My rating: 4 of 5 stars
Last year, the movie Colette came out. I was entranced by the trailer— seeing as it is a feminist period piece about a controversial French LGBTQ+ writer during the turn of the 20th century— and saw it soon after it came out. I ended up rather enjoying the film, and while it may not have entirely been “spectacular cinema”, it inspired me to pick up the whole collection of the Claudine books, conveniently compiled in an omnibus, that I found at my local used bookstore for a bargain price. Claudine at School is the first of the four-part series.

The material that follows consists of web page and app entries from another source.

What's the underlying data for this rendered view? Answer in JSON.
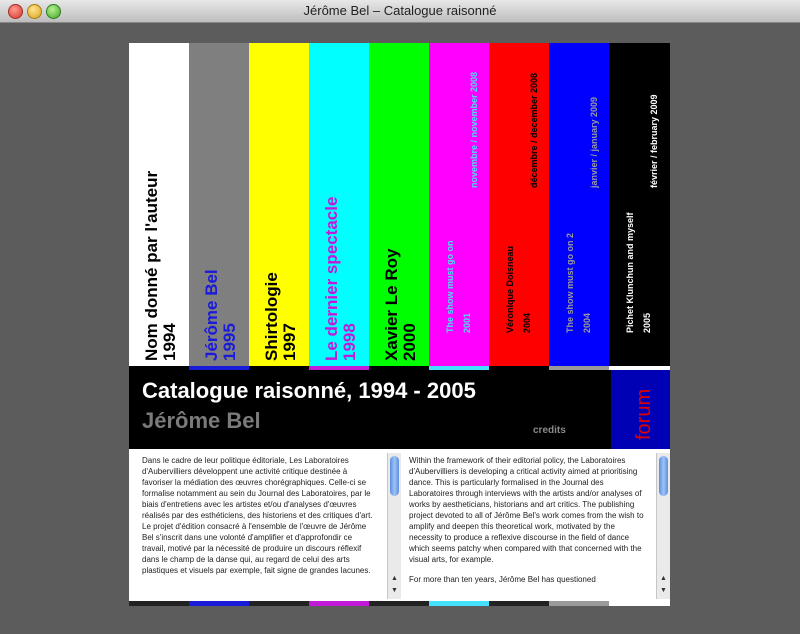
{
  "window": {
    "title": "Jérôme Bel – Catalogue raisonné"
  },
  "bars": [
    {
      "color": "#ffffff",
      "text_color": "#000000",
      "label": "Nom donné par l'auteur",
      "year": "1994",
      "small": false
    },
    {
      "color": "#7f7f7f",
      "text_color": "#1a1ad9",
      "label": "Jérôme Bel",
      "year": "1995",
      "small": false
    },
    {
      "color": "#ffff00",
      "text_color": "#000000",
      "label": "Shirtologie",
      "year": "1997",
      "small": false
    },
    {
      "color": "#00ffff",
      "text_color": "#c21ad9",
      "label": "Le dernier spectacle",
      "year": "1998",
      "small": false
    },
    {
      "color": "#00ff00",
      "text_color": "#000000",
      "label": "Xavier Le Roy",
      "year": "2000",
      "small": false
    },
    {
      "color": "#ff00ff",
      "text_color": "#44e0ff",
      "label": "The show must go on",
      "year": "2001",
      "date": "novembre / november 2008",
      "small": true
    },
    {
      "color": "#ff0000",
      "text_color": "#000000",
      "label": "Véronique Doisneau",
      "year": "2004",
      "date": "décembre / december 2008",
      "small": true
    },
    {
      "color": "#0000ff",
      "text_color": "#9a9a9a",
      "label": "The show must go on 2",
      "year": "2004",
      "date": "janvier / january 2009",
      "small": true
    },
    {
      "color": "#000000",
      "text_color": "#ffffff",
      "label": "Pichet Klunchun and myself",
      "year": "2005",
      "date": "février / february 2009",
      "small": true
    }
  ],
  "header": {
    "catalogue_title": "Catalogue raisonné, 1994 - 2005",
    "author": "Jérôme Bel",
    "credits": "credits",
    "forum": "forum"
  },
  "text_fr": [
    "Dans le cadre de leur politique éditoriale, Les Laboratoires d'Aubervilliers développent une activité critique destinée à favoriser la médiation des œuvres chorégraphiques. Celle-ci se formalise notamment au sein du Journal des Laboratoires, par le biais d'entretiens avec les artistes et/ou d'analyses d'œuvres réalisés par des esthéticiens, des historiens et des critiques d'art. Le projet d'édition consacré à l'ensemble de l'œuvre de Jérôme Bel s'inscrit dans une volonté d'amplifier et d'approfondir ce travail, motivé par la nécessité de produire un discours réflexif dans le champ de la danse qui, au regard de celui des arts plastiques et visuels par exemple, fait signe de grandes lacunes."
  ],
  "text_en": [
    "Within the framework of their editorial policy, the Laboratoires d'Aubervilliers is developing a critical activity aimed at prioritising dance. This is particularly formalised in the Journal des Laboratoires through interviews with the artists and/or analyses of works by aestheticians, historians and art critics. The publishing project devoted to all of Jérôme Bel's work comes from the wish to amplify and deepen this theoretical work, motivated by the necessity to produce a reflexive discourse in the field of dance which seems patchy when compared with that concerned with the visual arts, for example.",
    "For more than ten years, Jérôme Bel has questioned"
  ]
}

A bildungsroman and semi-autobiographical, this book focuses on the eponymous Claudine; we get insight on her life through an intimate journal. Her greatest joy is attending school; her personality is marked by a cunning that gets joy out of teasing and harassing her classmates, notably Anais, to whom she repeatedly refers as “lanky”, “gawky”, and a “great slut”. Claudine is also very flirtatious; when the new headmistress, Miss Sergent and her assistant, Miss Lanthenay, arrive, she takes a strong liking to the latter, which draws the jealousy of the former. It’s a love triangle that brought great scandal to Colette for its homoerotic nature.
Truthfully, this book has little plot— it is mostly just a playful look into the lives of the schoolgirls, with some drama thrown in—but that didn’t stop me from finding it enjoyable. I simply love Claudine’s character, bitchy as she may be; her tricks and machinations amused me endlessly and her wit abounds.
Oh, what unwholesome imagination, what depraved brain incubates those revolting [arithmetic] problems with which they torture us? I detest them! And the workmen who band together to complicate the amount of work of which they are capable, who divide themselves into two squads, one of which uses one-third more strength than the other, while the other, by way of compensation, works two hours longer! And the number of needles a seamstress uses in twenty-five years when she uses needles at 50 centimes a packet for eleven years, and needles at 75 centimes for the rest of the time but if the ones at 75 centimes are … etc., etc.… And the locomotives that diabolically complicate their speeds, their times of departure, and the state of health of their drivers! Odious suppositions, improbable hypotheses that have made me refractory to arithmetic for the rest of my life!
(— pg. 25)
Colette’s knack for imagery is seamless; I loved reading the delicate paragraphs about Montigny’s verdant landscapes or Claudine’s meandering musings. And sometimes among the sly parentheticals and vivid descriptions you get these sudden, poetic quotes that provide a stark contrast against the casual humor…
“I have lived ten years of wild rovings, of conquests and discoveries, in those woods; the day when I have to leave them my heart will be very heavy.“ (— pg. 3)
Overall, I thought this to be a wonderfully entertaining romp through the clever, unconventional mind of a schoolgirl (and author). Of course, there are bits that detract from my praise, like the slow pace at certain points and the lack of true plot, but these were easily overlooked. Claudine at School is great for lighthearted reading, and I am excited to see where the rest of her adventures take her in the following novels!